Mary McCarthy went to North Vietnam (for two-and-a-half weeks in March) to report, and, like Harrison Salisbury, to reveal and verify; she saw the manhole shelters in the sidewalk (though no one acknowledged using them, preferring communal facilities), a remote Catholic hamlet in ruins, victims of zigzag pellets from cluster bombs; she saw everywhere determination to endure the shelters, the prominence given to growth statistics, the dispersal of schools, hospitals, plants; she saw moreover a return to first principles (folk medicine, bamboo); she saw, in substance, what she expected to see.

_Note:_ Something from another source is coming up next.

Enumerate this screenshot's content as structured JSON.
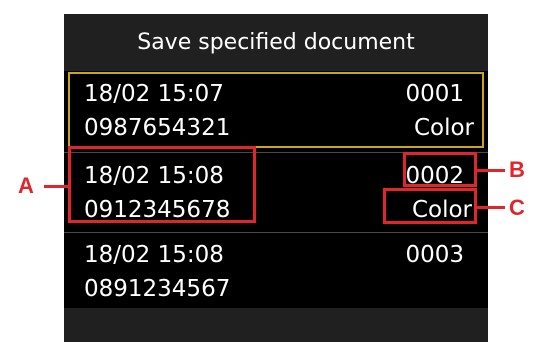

Except in herself; the scrupulous observer was working at her own salvation, trying to assuage her discomfiture with the war but in assuming the role of witness, and implicitly of judge, she had found a further discomfiture--the North Vietnamese value formulation, both guileless and jargon-ridden. (A fascinating interview with Prime Minister Pham Ban Dong substantiates the determination to preserve Vietnamese traditions and the traditions of socialism.) Miss McCarthy has, as always, a sharp eye for the tangible, an astute awareness of the nuances of speech, a wide field of historic referral; she has also, here, no comfort for those who take comfort in certitudes.

Pub Date: Oct. 28th, 1968
Publisher: Harcourt, Brace & World